...That the 2016 election was a result of a subordinate devotion to making money instead of a what Americans use to do, to use/trade money to make a life for themselves...now, shockingly lingering, barely as a memory, in the admonition 'life liberty and pursuit of happiness'...

Its hard to go on with this as a mood of helplessness has inhabited me...You might be on to something with this post...

Anonymous said...

There's no way people would ever consent to this. One of the biggest values people hold onto these days in a world increasingly out of control (to echo Unknown) is the value of self-discovery, of figuring out who you are. People are already rebelling against workplaces that don't offer them some additional forms of fulfillment. Now, it seems like essentially scrambling our emotions will not only lead to a more serious kind of misery (is it seriously part of the proposal that people will go home to have an emotional crash - really a breakdown - every night as their minds recalibrate?) than the misery of a caffeine crash, but it's going to cause serious self-alienation as the ordinary relations between our emotional reactions and the environment are being overridden - 1) an increasing lack of trust in one's own emotions starts to become reasonable, and 2) the crucially important human activity of carving a self takes a hit as we lose the ability to know about how we feel... sorry, maybe I'm just feeling a bit cranky, but this proposal feels a bit horrifying!

Howard Berman said...

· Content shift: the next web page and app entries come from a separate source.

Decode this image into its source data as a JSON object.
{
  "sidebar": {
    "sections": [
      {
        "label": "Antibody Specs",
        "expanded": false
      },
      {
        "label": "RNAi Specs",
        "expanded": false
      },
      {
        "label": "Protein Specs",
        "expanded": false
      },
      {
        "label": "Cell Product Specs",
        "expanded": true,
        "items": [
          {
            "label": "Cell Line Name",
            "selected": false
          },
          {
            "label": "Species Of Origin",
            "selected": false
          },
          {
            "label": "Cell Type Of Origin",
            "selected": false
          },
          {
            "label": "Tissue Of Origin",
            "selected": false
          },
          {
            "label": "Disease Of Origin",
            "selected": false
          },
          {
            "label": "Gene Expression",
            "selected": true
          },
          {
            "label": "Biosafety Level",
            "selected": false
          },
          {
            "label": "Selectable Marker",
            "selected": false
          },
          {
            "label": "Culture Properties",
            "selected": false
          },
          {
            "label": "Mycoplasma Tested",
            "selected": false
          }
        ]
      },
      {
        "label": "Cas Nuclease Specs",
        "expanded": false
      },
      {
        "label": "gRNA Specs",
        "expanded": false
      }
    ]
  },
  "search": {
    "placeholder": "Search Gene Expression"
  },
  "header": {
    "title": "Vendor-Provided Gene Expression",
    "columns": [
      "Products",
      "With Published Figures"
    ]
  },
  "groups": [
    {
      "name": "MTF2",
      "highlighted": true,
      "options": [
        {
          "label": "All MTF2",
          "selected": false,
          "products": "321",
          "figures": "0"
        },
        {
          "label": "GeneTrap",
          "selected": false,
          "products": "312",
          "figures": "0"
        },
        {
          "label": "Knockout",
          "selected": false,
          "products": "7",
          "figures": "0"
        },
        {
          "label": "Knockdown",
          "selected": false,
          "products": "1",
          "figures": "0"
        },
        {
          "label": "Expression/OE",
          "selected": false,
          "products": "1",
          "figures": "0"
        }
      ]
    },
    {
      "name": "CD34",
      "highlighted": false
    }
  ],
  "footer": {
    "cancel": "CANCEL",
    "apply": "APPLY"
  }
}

The flip side- will they control our thoughts and abilities or just moods? And will people like it and enjoy the ride or buck the ride of being tamed?

Callan S. said...

There's a doctor Who episode with exactly this going on, with little sliders on a tablet - the boss altering the employees 'compliant' slider, and the employee going 'Did you just tweak me?'

The synopsis doesn't go into this part much, I suggest watching the episode if you can get it.

https://en.wikipedia.org/wiki/The_Bells_of_Saint_John

Nick Alonso said...

Interesting Argument.

Two thoughts:

1) I wonder if there isn't already a sort of "mood control" being utilized by corporations. There's research, which I assume is at least partly funded by corporations, which investigates the sorts of work place environments (from wall color to floor plan) which yield the most productivity. This is a less direct manipulation of mood than chemical/electrical brain manipulation, but the intent is the same: put workers in a mental state such that they will produce the highest quality/quantity of work.

2) In response to comments above, there is no need for corporations to directly require employees to use mood manipulators. Consider this situation: a few workers in a company begin to use chemical or TDCS mood enhancements to gain a competitive edge. The company promotes them. Others then begin to use mood enhancers so they can gain an edge too. Pretty soon everyone uses mood enhancers because they feel that they must in order to remain competitive, or to keep up with the rest of their coworkers who are using enhancements. Companies can indirectly "require" their workers to use mood enhancers by promoting an environment in which enhancement is the only way to stay competitive.

Eric Schwitzgebel said...

Thanks for the continuing comments, folks!

Nick, I'm on board with both your 1 and 2.

Callan: Thanks for the suggestion!

Howard: Odds are, people will like it! If you can control someone's mood, you might as well make it pleasant -- reduces the odds of rebellion, right?

Anon Fri: I think there probably will have to be some intermediate stages before consent. It would be taboo in our current culture. My ETA regarding home use would be one possible intermediate stage.